There are normally around 100,000 applicants per two-week period. The scale of the coming surge in UK unemployment as a result of the coronavirus outbreak was laid bare in parliament last week as officials revealed almost half a million people had registered in the first nine days after the lockdown to claim the main welfare benefit. 105,000 benefit applicants registered last Tuesday alone.
The government has moved 10,000 staff to process the increased claims and is recruiting more. “With such a huge increase in claims there are pressures on our services, but the system is standing up well to these and our dedicated staff are working flat-out to get people the support they need,” said the Department of Work and Pensions (DWP).
The number of Universal Credit claimants is not a proxy for unemployment figures as it is possible to apply while still in work, the DWP said. Some of the claims were from people who are still working but on lower pay and some from people furloughed from their companies and ready to start work immediately once the health crisis is over.

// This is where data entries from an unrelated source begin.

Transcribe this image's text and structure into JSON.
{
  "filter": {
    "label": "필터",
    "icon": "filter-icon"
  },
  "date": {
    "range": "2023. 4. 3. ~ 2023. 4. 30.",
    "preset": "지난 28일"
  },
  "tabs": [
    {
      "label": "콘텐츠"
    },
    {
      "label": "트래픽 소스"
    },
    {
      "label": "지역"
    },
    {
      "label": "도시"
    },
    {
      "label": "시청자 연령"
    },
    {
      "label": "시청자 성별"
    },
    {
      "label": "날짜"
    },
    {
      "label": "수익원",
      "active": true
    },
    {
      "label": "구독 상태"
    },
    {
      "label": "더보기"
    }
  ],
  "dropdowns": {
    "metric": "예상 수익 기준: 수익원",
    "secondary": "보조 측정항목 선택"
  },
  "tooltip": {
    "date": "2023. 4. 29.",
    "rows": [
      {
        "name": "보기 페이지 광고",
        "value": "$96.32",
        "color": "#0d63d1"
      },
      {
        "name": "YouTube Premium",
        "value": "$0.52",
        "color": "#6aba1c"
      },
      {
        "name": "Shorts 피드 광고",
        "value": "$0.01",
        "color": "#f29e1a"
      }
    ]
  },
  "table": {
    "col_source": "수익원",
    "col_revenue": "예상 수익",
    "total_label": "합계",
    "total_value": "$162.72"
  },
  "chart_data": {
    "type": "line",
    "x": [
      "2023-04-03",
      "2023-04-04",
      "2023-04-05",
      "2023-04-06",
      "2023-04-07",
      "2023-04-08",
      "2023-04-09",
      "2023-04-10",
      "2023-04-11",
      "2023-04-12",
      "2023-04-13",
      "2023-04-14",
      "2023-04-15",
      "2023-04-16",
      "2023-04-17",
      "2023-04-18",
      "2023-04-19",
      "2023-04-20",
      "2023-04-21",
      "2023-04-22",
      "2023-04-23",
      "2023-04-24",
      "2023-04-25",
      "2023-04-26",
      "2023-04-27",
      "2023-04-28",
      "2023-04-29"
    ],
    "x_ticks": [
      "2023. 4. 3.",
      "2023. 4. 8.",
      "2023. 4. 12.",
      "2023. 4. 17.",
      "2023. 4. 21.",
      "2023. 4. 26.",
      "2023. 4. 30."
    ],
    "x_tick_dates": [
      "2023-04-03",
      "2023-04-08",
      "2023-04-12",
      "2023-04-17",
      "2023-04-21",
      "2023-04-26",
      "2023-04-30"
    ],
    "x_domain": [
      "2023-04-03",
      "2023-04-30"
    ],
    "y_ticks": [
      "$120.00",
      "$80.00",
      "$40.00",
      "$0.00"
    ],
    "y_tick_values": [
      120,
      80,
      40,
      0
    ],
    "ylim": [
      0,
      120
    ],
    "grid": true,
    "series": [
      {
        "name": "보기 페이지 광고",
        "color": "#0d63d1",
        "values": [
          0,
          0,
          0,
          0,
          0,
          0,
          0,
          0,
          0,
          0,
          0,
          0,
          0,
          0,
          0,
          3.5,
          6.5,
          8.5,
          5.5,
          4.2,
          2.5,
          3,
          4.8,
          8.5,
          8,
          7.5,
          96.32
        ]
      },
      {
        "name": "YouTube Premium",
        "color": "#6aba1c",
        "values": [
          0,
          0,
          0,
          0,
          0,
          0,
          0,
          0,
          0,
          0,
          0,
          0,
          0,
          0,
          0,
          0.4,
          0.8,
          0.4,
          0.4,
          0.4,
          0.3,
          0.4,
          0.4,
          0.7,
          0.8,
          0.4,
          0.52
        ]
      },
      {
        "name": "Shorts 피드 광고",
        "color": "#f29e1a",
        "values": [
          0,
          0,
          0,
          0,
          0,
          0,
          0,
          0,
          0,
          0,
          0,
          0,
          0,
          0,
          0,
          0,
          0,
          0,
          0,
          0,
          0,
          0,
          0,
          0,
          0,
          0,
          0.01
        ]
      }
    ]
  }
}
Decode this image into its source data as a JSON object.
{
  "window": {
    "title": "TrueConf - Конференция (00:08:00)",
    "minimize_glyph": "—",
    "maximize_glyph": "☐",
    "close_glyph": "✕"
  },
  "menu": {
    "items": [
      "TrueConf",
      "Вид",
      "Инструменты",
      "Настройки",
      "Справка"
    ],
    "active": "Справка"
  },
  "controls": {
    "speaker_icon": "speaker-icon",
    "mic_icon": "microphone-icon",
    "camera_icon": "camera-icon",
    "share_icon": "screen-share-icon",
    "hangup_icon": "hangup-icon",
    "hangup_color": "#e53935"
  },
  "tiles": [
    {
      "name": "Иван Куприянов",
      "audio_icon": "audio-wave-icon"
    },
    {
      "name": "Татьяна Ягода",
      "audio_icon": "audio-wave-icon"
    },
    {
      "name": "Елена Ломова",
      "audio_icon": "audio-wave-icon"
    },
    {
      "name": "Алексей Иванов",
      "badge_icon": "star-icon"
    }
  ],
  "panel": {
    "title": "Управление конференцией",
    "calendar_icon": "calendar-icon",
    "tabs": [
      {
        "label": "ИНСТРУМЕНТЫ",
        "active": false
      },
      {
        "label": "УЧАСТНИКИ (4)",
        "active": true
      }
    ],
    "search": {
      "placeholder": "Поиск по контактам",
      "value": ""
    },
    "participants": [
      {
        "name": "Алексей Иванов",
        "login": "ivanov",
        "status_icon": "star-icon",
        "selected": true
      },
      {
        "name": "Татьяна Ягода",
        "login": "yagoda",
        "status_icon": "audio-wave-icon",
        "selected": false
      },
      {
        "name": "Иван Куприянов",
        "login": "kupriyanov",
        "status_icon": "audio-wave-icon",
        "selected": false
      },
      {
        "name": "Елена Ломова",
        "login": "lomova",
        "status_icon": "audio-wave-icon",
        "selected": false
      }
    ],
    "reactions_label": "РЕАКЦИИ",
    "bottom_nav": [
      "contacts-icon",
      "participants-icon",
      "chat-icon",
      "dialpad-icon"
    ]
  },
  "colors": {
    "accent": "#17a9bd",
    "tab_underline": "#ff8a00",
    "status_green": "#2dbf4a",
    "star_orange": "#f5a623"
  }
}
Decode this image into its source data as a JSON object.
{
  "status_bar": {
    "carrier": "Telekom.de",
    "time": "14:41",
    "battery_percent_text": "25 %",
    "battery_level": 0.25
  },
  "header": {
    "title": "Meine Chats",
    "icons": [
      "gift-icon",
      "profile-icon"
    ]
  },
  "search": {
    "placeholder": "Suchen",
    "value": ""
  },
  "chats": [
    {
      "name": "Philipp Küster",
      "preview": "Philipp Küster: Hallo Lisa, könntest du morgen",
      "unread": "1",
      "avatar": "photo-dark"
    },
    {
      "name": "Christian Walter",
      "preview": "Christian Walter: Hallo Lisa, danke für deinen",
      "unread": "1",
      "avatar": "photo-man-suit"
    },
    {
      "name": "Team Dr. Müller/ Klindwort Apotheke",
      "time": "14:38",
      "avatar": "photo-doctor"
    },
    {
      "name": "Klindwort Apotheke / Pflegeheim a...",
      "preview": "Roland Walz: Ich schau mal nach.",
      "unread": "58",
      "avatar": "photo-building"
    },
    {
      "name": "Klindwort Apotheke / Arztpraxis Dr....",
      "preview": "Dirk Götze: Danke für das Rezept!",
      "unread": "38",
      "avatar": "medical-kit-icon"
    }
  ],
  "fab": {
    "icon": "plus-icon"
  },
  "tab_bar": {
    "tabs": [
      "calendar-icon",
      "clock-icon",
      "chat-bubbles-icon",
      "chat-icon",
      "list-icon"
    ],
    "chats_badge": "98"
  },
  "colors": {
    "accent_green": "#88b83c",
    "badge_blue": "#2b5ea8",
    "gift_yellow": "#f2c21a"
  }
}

However, a YouGov survey on March 24 found that one in 20 people in Britain had already lost their job due to coronavirus. According to the estimates by the Financial Times, if every claim represented someone made redundant, the unemployment rate would have risen to 6.7%, compared with 3.9% at start of year.
Last week, the number of Americans filing for unemployment benefit reached a record high of 3.3m in the week ending March 21, dwarfing the previous peak of 665,000 in a week in 1982. Norway has seen its unemployment rate soar from 2.3% to 10.4% in March, the highest level since the second world war.
With such a sharp rise in claims at the very beginning of the coronavirus pandemic, the current economic crisis can be forcing people out of work much faster than in the global financial crisis of 2008-09. Paul Dales, UK economist at Capital Economics, said that if the rate of increase continued at this pace, the UK unemployment rate could exceed 10% by mid-April, a rate not seen in the UK for 26 years.
Different options were considered by Chancellor of the Exchequer Rishi Sunak to improve the UK’s safety net to help people withstand the negative consequences of the economic crisis: making statutory sick pay and welfare system more generous, channelling wage subsidies to employers based on the existing model of statutory maternity pay, and even cash handouts as a version of a “universal basic income”. So far, the government has announced a number of measures to save businesses and self-employed, but no decision was made to compensate dismissed people their lost income to an extent similar to 80% wage reimbursement capped at £2,500 for furloughed employees or the self-employed.
Millions of jobs are at risk in sectors exposed to the UK’s shutdown of social activities with more than 200,000 people working in the leisure and hospitality sectors having been laid off since mid-February. About a quarter of the UK’s workforce is employed in sectors where demand has shrunk due to the government instructions to minimise social contact because of coronavirus. About 5m people work in retail, 2.5m in accommodation and food services, and more than 1m in arts, entertainment and recreation, with another 1m in other service activities, many consumer-facing.
“Our analysis suggests in excess of 1m jobs are now on the line,” said Kate Nicholls, chief executive of trade body UKHospitality last month. “Job cuts are extraordinarily deep and they are happening now. What the sector urgently needs is a package of support and funding to keep people in employment.”